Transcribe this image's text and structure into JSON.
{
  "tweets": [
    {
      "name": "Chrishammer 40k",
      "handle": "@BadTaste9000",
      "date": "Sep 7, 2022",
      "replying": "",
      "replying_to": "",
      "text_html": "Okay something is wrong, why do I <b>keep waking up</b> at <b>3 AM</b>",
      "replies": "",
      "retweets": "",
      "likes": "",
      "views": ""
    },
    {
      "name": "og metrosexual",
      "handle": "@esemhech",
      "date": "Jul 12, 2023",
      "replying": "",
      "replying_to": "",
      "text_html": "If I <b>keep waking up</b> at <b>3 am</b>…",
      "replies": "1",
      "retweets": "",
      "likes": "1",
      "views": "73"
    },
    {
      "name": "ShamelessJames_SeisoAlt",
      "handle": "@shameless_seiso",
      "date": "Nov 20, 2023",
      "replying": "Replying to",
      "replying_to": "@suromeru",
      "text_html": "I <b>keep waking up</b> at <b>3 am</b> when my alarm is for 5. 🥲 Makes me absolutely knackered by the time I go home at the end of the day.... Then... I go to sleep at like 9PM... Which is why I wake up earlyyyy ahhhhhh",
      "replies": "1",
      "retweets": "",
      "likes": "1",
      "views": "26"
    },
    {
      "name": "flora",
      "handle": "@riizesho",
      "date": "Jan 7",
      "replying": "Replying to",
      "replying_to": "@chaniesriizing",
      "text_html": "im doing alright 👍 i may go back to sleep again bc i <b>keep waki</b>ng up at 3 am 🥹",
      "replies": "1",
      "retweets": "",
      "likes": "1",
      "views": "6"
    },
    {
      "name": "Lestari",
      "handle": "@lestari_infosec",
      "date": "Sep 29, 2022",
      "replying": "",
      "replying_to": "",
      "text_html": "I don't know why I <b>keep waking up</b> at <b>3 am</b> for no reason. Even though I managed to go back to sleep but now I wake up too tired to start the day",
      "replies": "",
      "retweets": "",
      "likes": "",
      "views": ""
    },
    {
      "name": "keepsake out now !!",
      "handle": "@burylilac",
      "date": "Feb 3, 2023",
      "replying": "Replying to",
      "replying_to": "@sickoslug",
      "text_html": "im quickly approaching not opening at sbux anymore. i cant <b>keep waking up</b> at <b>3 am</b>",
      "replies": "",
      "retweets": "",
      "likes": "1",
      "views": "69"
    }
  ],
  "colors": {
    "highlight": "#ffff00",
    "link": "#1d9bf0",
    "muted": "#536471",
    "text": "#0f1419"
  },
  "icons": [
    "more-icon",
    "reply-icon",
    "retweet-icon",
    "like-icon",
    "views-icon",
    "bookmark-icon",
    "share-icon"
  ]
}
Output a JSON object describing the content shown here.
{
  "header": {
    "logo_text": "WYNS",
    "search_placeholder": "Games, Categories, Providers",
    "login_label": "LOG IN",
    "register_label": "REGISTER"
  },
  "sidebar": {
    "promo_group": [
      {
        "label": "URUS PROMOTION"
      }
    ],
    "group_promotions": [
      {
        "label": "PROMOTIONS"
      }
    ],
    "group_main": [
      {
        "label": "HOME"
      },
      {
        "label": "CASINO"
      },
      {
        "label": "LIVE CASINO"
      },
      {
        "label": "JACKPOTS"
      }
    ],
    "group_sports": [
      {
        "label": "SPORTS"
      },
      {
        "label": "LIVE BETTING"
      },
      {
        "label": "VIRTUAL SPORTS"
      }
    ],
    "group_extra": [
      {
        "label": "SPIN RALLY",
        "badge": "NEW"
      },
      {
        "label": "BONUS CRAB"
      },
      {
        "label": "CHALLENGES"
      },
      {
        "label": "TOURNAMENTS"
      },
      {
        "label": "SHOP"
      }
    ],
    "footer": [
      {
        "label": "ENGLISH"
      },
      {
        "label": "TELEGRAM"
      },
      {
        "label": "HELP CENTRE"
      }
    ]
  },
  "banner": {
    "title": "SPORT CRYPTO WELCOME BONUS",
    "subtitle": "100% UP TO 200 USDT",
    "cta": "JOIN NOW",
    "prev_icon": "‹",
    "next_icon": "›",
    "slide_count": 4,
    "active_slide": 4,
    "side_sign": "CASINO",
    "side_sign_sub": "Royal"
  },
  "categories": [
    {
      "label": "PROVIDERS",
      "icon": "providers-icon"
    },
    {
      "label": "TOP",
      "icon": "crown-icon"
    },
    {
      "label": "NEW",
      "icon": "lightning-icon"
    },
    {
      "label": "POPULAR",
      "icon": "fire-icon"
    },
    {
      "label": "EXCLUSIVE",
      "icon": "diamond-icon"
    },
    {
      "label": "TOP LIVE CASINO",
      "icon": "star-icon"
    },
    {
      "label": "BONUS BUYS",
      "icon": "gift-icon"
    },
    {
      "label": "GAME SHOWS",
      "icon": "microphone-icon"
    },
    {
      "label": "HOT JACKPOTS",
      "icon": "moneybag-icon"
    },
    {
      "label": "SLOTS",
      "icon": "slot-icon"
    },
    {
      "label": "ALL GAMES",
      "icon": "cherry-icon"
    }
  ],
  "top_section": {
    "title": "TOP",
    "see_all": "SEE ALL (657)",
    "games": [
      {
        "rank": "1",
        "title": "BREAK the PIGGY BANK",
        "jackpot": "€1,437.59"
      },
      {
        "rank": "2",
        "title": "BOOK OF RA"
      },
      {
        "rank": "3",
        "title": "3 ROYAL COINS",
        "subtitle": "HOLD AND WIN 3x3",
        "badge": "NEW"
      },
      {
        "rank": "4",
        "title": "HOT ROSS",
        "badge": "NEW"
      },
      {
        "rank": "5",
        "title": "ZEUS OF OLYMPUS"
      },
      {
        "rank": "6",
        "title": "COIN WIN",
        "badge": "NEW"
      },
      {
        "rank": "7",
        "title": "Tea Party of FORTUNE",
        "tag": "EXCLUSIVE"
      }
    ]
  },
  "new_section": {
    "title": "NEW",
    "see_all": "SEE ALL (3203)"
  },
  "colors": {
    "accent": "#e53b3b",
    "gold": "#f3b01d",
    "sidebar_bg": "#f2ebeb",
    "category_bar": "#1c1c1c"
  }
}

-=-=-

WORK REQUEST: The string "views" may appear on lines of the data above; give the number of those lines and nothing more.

FINISHED TASK: 7